Among the entries below, count each line holding the word "Gestion". Write only the number.
━━━━
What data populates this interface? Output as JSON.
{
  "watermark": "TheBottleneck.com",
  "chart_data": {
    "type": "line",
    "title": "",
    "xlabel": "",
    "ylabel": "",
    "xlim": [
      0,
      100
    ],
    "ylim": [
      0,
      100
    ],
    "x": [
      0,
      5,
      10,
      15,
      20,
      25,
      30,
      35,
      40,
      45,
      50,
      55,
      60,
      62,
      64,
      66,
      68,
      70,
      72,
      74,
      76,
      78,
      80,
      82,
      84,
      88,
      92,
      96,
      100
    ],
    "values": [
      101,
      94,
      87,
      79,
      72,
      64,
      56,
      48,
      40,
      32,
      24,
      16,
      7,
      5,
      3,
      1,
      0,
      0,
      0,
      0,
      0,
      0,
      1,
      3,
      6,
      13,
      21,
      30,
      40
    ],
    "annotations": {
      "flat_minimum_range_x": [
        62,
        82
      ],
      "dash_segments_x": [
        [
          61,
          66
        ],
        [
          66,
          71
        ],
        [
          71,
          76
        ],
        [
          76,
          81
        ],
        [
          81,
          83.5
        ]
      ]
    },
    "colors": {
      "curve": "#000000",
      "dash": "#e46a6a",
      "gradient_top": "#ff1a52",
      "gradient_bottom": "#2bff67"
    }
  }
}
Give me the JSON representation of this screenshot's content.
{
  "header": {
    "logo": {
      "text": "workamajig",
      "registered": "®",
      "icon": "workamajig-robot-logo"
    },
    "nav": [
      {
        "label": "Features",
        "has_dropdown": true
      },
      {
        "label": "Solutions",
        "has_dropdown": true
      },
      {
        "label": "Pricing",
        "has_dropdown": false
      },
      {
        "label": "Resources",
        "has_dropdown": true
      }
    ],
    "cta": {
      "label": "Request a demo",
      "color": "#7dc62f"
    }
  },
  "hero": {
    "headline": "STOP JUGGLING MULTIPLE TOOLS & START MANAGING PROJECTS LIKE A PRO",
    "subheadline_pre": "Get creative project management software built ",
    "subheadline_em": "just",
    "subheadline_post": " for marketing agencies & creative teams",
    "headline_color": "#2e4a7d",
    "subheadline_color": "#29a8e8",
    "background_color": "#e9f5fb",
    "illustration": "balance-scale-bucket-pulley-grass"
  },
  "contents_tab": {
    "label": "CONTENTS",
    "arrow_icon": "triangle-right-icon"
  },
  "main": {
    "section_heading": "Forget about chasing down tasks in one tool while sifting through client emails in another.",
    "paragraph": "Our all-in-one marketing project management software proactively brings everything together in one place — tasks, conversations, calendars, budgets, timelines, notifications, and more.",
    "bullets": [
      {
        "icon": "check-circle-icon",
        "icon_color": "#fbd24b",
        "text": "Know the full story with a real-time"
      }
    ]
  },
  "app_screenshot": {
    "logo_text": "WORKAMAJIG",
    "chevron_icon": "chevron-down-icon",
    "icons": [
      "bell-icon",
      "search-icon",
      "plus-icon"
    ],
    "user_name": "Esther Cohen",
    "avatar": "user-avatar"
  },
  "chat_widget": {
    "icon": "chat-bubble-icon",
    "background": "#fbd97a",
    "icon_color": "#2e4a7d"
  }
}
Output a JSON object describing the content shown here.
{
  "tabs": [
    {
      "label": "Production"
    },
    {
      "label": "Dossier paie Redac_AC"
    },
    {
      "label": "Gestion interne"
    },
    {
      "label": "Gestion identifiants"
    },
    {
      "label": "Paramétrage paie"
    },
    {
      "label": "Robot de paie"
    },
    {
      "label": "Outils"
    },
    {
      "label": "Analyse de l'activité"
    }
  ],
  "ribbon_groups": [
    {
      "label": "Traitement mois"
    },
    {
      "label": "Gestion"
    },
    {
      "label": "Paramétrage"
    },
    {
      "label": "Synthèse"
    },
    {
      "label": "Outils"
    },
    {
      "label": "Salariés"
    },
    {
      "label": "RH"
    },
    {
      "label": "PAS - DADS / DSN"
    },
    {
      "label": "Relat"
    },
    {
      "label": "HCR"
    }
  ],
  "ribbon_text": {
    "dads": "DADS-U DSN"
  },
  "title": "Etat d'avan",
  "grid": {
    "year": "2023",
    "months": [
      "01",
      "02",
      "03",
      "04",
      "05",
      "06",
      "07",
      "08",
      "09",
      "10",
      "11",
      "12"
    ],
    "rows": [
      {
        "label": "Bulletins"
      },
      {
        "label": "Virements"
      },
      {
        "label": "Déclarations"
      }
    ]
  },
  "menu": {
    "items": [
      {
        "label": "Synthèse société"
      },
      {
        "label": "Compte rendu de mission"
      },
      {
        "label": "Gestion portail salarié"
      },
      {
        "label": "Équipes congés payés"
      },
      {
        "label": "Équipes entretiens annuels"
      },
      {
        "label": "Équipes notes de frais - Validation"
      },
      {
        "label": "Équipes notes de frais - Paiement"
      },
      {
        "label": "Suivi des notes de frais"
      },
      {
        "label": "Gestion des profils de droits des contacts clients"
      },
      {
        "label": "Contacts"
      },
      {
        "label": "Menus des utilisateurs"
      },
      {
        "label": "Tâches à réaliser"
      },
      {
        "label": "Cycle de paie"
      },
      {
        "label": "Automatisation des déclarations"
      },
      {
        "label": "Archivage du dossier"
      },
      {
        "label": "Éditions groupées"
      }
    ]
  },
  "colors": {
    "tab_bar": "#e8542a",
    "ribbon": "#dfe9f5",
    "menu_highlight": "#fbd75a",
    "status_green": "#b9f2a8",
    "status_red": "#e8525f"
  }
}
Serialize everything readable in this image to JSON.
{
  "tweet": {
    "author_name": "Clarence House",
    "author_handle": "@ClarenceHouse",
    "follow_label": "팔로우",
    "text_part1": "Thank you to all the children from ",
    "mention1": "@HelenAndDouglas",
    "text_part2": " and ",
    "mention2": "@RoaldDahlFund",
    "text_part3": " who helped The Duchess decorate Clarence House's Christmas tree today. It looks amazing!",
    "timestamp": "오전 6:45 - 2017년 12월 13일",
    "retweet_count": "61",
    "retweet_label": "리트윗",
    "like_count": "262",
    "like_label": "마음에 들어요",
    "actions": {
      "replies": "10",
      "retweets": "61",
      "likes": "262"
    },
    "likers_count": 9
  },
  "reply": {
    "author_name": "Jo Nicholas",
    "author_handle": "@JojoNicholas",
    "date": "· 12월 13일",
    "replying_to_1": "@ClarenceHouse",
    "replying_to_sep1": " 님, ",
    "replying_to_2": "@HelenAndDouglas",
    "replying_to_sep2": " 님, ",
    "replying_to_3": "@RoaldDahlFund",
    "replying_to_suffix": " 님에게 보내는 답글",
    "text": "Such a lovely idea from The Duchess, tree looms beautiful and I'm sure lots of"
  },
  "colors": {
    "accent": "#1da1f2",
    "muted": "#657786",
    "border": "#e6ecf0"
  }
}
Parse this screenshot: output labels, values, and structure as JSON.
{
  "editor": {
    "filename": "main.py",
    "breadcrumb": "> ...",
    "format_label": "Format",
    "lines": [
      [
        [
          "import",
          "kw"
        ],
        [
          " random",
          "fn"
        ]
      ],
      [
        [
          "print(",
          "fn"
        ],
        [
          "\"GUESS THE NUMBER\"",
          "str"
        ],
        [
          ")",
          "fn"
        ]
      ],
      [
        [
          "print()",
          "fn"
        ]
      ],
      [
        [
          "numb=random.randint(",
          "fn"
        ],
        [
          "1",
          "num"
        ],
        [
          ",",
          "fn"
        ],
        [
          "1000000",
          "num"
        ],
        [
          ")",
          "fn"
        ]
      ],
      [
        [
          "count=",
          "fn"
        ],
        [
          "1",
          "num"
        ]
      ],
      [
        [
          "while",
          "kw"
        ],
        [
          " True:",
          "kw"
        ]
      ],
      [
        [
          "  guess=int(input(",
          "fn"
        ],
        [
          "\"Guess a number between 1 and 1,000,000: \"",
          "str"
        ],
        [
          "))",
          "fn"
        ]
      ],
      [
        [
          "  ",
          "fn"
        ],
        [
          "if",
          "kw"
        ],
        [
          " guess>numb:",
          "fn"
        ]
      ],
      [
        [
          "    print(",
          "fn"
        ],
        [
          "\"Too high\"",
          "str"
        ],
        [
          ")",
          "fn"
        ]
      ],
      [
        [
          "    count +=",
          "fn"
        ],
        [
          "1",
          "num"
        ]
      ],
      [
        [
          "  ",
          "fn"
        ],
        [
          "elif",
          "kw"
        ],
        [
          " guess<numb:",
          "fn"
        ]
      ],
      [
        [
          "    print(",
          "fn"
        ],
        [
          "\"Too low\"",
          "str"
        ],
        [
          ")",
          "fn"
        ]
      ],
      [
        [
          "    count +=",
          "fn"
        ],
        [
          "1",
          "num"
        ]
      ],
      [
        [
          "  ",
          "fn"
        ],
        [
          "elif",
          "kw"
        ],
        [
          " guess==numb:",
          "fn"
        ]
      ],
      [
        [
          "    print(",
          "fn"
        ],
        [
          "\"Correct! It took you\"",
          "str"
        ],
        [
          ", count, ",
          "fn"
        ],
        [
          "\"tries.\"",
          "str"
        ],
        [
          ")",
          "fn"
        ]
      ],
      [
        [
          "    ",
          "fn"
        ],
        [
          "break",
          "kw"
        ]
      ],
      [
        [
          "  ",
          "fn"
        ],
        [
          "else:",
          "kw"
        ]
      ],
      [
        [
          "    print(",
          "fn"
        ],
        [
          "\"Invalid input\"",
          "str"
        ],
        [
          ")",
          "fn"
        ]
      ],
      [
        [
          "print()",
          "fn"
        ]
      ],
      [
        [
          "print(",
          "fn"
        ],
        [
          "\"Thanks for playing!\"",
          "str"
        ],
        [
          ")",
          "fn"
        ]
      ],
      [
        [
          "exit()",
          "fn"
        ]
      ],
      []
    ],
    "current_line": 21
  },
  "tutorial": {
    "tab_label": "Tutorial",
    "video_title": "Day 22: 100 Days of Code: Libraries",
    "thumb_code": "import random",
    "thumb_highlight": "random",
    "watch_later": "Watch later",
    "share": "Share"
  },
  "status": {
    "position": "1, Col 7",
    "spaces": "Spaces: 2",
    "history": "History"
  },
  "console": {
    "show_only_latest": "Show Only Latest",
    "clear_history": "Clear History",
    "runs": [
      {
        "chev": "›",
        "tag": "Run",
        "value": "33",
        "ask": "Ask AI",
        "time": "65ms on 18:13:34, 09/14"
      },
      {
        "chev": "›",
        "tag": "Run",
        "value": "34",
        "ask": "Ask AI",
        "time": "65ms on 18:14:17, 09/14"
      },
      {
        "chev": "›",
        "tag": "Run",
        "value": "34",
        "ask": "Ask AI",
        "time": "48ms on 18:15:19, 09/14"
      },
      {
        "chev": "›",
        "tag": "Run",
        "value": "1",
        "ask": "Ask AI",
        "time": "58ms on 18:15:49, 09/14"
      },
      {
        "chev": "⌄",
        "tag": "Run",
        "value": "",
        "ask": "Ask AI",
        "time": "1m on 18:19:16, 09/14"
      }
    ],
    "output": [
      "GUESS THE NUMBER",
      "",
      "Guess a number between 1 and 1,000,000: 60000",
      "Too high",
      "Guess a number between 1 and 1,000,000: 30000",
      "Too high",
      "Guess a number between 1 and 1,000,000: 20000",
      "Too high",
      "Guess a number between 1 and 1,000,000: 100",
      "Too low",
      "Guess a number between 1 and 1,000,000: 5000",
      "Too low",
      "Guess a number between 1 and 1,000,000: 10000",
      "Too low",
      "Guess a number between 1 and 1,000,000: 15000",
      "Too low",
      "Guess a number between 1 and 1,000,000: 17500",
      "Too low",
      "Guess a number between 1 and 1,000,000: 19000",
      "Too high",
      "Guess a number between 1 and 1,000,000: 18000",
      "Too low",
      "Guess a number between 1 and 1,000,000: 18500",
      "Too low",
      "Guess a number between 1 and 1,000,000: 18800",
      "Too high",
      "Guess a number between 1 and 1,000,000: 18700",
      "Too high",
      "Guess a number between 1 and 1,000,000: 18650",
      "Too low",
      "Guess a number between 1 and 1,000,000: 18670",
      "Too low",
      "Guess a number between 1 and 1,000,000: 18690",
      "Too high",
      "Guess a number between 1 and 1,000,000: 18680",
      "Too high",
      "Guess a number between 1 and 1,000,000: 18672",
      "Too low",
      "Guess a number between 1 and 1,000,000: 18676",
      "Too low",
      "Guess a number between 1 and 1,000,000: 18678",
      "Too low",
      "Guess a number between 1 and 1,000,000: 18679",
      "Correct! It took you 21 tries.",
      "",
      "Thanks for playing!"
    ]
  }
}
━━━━
### Response to this task
5